Partner will take the Q and lead the Q. Now Declarer is forced to ruff with her last spade. She can cash the A, but your King does NOT fall. She will have to play clubs to you, and you will get two more club tricks AND your K, for down one.

Hand #24

This hand brought up bidding issues for both sides. North opened 1 and East doubled for take-out. South redoubled. Technically a redouble promises 10 or more HCP and it should imply a misfit hand. The South hand is a point short. More importantly, a redouble GUARANTEES another bid if partner passes. (Partner is encouraged to make a penalty double of the opponent's bids if she can.)
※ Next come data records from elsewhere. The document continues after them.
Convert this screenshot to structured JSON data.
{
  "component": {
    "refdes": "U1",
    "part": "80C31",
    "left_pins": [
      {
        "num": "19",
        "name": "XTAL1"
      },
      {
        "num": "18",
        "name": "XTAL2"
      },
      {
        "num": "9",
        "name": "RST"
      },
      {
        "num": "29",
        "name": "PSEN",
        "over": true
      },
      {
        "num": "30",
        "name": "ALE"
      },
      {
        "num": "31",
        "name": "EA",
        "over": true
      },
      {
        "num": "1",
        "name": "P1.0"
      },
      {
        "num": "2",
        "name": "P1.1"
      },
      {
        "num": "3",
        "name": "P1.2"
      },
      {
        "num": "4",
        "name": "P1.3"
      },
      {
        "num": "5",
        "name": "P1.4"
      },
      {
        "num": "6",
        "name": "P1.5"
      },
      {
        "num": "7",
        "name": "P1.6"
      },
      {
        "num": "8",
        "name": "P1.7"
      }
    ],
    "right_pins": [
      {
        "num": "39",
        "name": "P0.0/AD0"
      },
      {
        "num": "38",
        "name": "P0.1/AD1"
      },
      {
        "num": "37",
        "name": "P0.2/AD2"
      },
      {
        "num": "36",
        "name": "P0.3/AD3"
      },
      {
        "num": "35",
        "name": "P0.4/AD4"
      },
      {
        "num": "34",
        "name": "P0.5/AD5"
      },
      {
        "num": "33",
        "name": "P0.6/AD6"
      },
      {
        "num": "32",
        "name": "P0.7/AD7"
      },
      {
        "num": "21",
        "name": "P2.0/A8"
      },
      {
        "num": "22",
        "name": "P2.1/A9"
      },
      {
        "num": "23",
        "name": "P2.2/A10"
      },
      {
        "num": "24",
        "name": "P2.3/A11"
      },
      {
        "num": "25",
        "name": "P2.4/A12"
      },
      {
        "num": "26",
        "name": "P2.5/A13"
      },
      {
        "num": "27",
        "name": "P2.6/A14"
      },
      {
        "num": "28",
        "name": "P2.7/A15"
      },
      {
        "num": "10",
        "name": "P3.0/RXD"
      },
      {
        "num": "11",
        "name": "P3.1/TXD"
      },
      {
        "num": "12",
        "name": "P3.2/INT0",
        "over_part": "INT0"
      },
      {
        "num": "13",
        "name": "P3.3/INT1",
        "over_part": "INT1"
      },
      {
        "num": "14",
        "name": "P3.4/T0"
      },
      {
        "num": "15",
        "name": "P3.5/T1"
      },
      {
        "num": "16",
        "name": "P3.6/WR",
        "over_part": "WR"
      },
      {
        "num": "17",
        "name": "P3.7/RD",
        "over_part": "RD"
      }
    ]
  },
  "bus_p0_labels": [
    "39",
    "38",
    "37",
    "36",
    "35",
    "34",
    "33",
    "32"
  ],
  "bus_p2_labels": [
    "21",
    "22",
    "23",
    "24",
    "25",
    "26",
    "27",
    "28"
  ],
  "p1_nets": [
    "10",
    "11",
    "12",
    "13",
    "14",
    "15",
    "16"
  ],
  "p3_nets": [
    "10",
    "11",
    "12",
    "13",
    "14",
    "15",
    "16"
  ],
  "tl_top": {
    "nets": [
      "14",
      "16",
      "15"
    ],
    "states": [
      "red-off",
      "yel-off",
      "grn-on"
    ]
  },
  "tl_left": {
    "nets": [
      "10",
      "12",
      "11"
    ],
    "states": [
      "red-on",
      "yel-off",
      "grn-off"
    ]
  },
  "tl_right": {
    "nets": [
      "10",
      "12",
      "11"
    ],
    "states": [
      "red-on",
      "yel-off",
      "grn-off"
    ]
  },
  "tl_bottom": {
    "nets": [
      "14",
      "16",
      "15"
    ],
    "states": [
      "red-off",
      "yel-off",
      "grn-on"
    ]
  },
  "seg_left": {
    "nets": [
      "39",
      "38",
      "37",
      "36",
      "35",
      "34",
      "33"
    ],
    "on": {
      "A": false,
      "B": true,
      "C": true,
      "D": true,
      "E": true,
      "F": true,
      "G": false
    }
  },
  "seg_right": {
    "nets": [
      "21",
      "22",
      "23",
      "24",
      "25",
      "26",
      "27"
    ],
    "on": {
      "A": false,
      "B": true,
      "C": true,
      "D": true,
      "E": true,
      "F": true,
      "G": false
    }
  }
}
WEST CANNOT PASS THE REDOUBLE. A bid by West promises nothing in terms of HCPs. It simply says: “I have a 4-card suit, partner.” It is just taking a preference. The only time you can pass partner's take-out double after Responder's redouble is when you are PRECISELY 4-3-3-3, with your 4-card suit being the one opened on your left. (You are NOT passing for penalties; you are simply letting partner know that YOU do not have any 4-card suit other than what was opened.) The allows partner to bid her longest suit when the redouble gets back to her.

If West bids 1, the E/W pair can actually make 1 due to the favorable placement of the Q and the fall of the 10.

At our table, West passed and East bid 1. South then “broke system” by passing and North also passed. North should have doubled for penalties, but that did not happen.

If South had bid 1 (normal) originally—rather than redoubling—then N/S will play 1NT. Double-Dummy, East/West can beat that one trick. However, that requires a spade lead, ideally the A from AJ7 and a spade continuation (should be the J). When West gets in, she must find the CLUB switch which eventually creates four spade tricks; one heart and two clubs for E/W. Won't ever happen in real life.

N/S are much more likely to get a heart lead and roll up two or three no trumps.

Hand #18

West: Q853 8754 KQ A95

East: AKJ1064 A109873 K

Freak hands like the East one don't follow the usual rules. East opens 1 and hears a 2 overcall on her left. Partner bids 3, showing a limit raise (or better) in spades. Even if you play Exclusion Blackwood (allowing you to ask for Key Cards with partner NOT counting the A), that won't help with this hand. What you really want to know is if partner has good diamonds for you (or diamond shortness).

Fortunately we play Help Suit Game tries, so I bid 3—which partner will assume is asking for help in diamonds. With her wonderful diamond holding, she jumped to 4, and I jumped to 6. Her A was icing on the cake, so we actually made seven. Less than half of the field got to that slam.

If South does not overcall, partner will bid 3 which show a four card limit raise in the Two-Over-One system. I will bid 4 (showing first OR second round control of clubs). She will bid 4 (first OR second round control of diamonds). I will bid 4 and she will bid 5 (showing first or second round control of clubs). This will get us to 6 that way.